When Stephen Zimmerman committed to UNLV last spring, few expected him to be with the Rebels for more than a season. With the size and skill to project as a top NBA draft pick, it was widely assumed that the 7-foot Bishop Gorman product was strictly a one-and-done college player. And Zimmerman made it official on Monday, when he announced his intentions to turn pro after just one season at UNLV:
— Stephen Zimmerman Jr (@BIGG_ZIMM) March 28, 2016
In a week that held several surprising twists and turns for the UNLV basketball program, Zimmerman’s announcement was entirely expected. The plan was always for Zimmerman to play one season, and UNLV coaches were okay with that. Zimmerman did his part, averaging 10.5 points, 8.7 rebounds and 2.0 blocks per game, and while he wasn’t quite dominant, he played well enough to stick to the plan.
So what can we make of Zimmerman’s time at UNLV? A few quick thoughts on the local kid and how his decision will impact the Rebels going forward:

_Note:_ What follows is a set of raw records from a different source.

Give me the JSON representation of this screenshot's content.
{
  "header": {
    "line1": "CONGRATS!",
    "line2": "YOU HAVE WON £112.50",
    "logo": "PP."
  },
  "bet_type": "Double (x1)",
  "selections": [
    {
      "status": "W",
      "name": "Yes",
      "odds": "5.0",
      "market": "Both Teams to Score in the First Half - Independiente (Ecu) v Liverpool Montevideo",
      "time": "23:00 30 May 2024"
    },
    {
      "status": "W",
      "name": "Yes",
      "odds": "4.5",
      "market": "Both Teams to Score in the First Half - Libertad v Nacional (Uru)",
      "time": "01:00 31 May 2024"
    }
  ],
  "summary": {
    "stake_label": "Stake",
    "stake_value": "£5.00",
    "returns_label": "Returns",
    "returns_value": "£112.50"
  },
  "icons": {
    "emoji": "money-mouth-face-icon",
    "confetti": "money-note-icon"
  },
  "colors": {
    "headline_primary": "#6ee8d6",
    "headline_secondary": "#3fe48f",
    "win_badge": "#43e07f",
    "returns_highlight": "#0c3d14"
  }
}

They say the joy is in the pursuit, and that definitely holds true for the Zimmerman era at UNLV. The Rebels’ recruitment of the local star lasted roughly four times longer than his stay at UNLV, and when he finally did arrive, his one season in scarlet and grey was pretty much wasted on an 18-15 team that will mostly be remembered for getting Dave Rice fired midseason.
The fans embraced him immediately, and Zimmerman carried himself with maturity through trying circumstances. So it’s through no fault of his own—Zimmerman mostly delivered on the court, when healthy—but it was almost impossible for the payoff to live up to the hype.

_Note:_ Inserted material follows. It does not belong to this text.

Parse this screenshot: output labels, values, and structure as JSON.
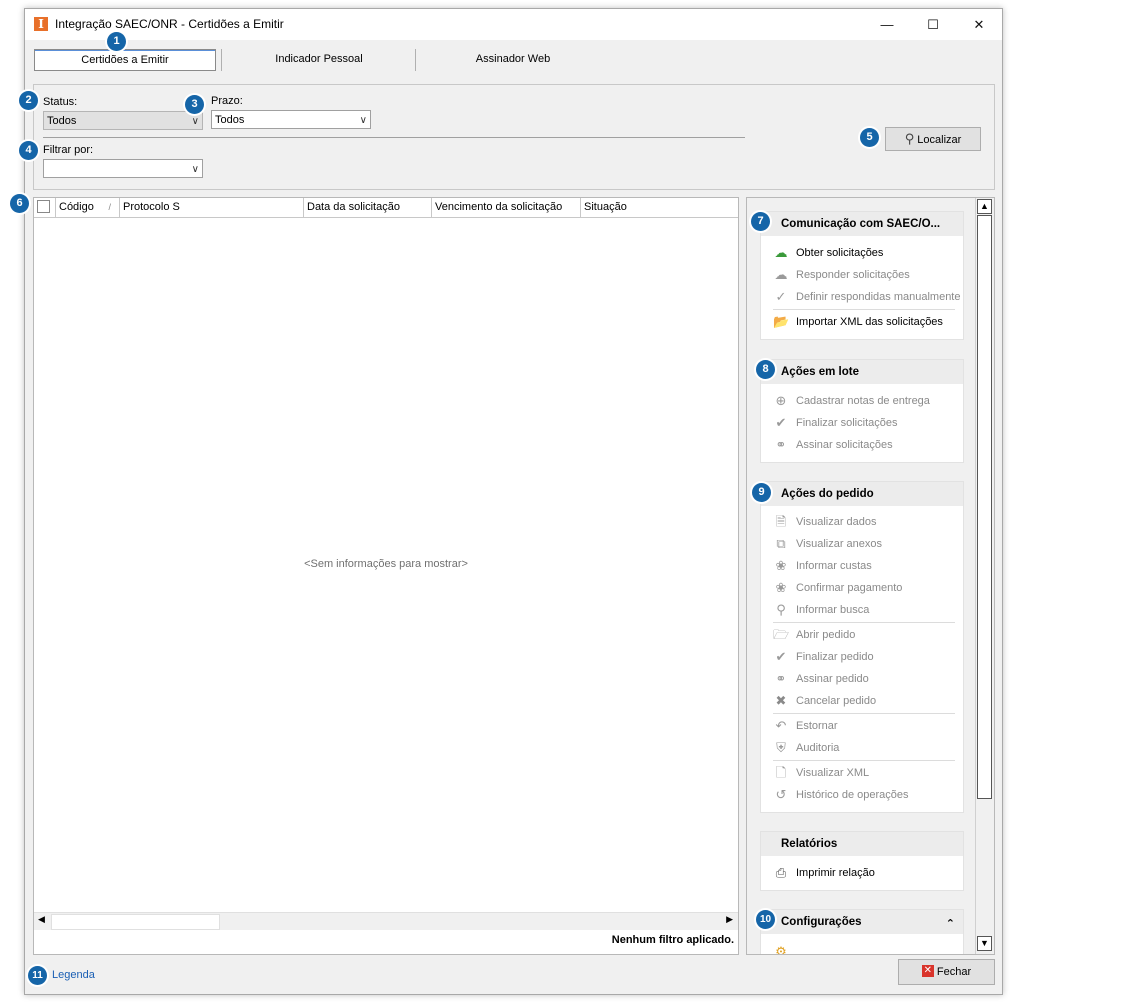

Production vs. projection
Zimmerman posted good numbers for a freshman big man, scoring 10.5 points per game while pulling down 8.7 rebounds and blocking 2.0 shots. While those stats don’t scream “Lottery pick,” NBA teams aren’t interested in what he did against Mountain West competition as an 18-year-old, they’re intrigued by what he could do against NBA players five or six years down the road.
His physical profile and skill set may actually be better suited for the pro game, as his ability to step back and shoot jumpers as a 7-footer could make him a valued asset in today’s NBA. Spacing is more important than ever, and having a big man who can protect the rim on defense and spot up behind the 3-point line on offense is something most NBA teams covet.

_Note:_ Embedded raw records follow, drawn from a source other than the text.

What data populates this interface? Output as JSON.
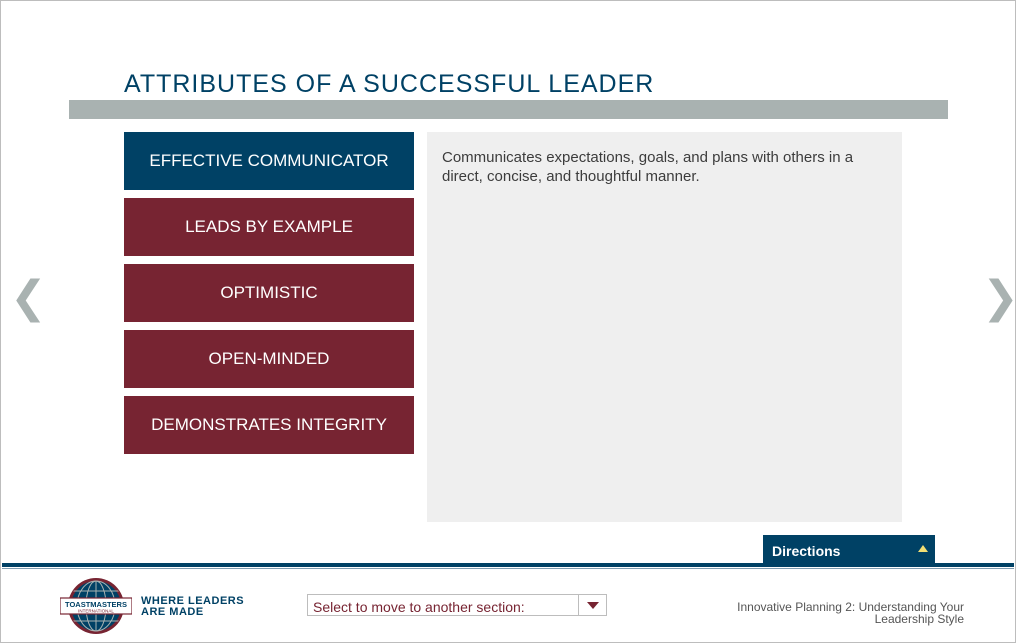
{
  "slide": {
    "title": "ATTRIBUTES OF A SUCCESSFUL LEADER"
  },
  "tabs": [
    {
      "label": "EFFECTIVE COMMUNICATOR",
      "active": true
    },
    {
      "label": "LEADS BY EXAMPLE",
      "active": false
    },
    {
      "label": "OPTIMISTIC",
      "active": false
    },
    {
      "label": "OPEN-MINDED",
      "active": false
    },
    {
      "label": "DEMONSTRATES INTEGRITY",
      "active": false
    }
  ],
  "content": {
    "text": "Communicates expectations, goals, and plans with others in a direct, concise, and thoughtful manner."
  },
  "nav": {
    "prev_icon": "chevron-left-icon",
    "prev_glyph": "❮",
    "next_icon": "chevron-right-icon",
    "next_glyph": "❯"
  },
  "directions": {
    "label": "Directions",
    "icon": "caret-up-icon"
  },
  "footer": {
    "logo_icon": "toastmasters-globe-logo",
    "logo_name": "TOASTMASTERS",
    "logo_sub": "INTERNATIONAL",
    "tagline_line1": "WHERE LEADERS",
    "tagline_line2": "ARE MADE",
    "section_select_label": "Select to move to another section:",
    "course_title": "Innovative Planning 2: Understanding Your Leadership Style"
  },
  "colors": {
    "navy": "#004165",
    "maroon": "#772432",
    "gray": "#a9b2b1",
    "panel": "#efefef",
    "gold": "#f2df74"
  }
}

Some mock drafts have Zimmerman pegged as a mid-first round pick, but he could potentially work his way higher up and into the lottery with good pre-draft workouts.
New coach Chris Beard actually gets a little bit lucky here, as the Rebels have a suitable replacement ready to step in and fill Zimmerman’s role next year in Chris Obekpa, a 6-foot-10 senior shot blocking specialist. Obekpa transferred to UNLV from St. John’s last offseason, and he has one year of eligibility remaining, so assuming he can fit into Beard’s system, Obekpa should plug that hole rather smoothly.
In the bigger picture, Zimmerman joins a growing list of players stampeding out the door this offseason. Sophomore forward Dwayne Morgan has already transferred, Class of 2016 recruit Christian Vital has de-committed, Patrick McCaw will likely join Zimmerman in testing the draft waters, and other players could choose to transfer due to the coaching change. It’s going to make filling out the roster in 2016-17 something of a challenge for Beard, who is no stranger to quick rebuilds.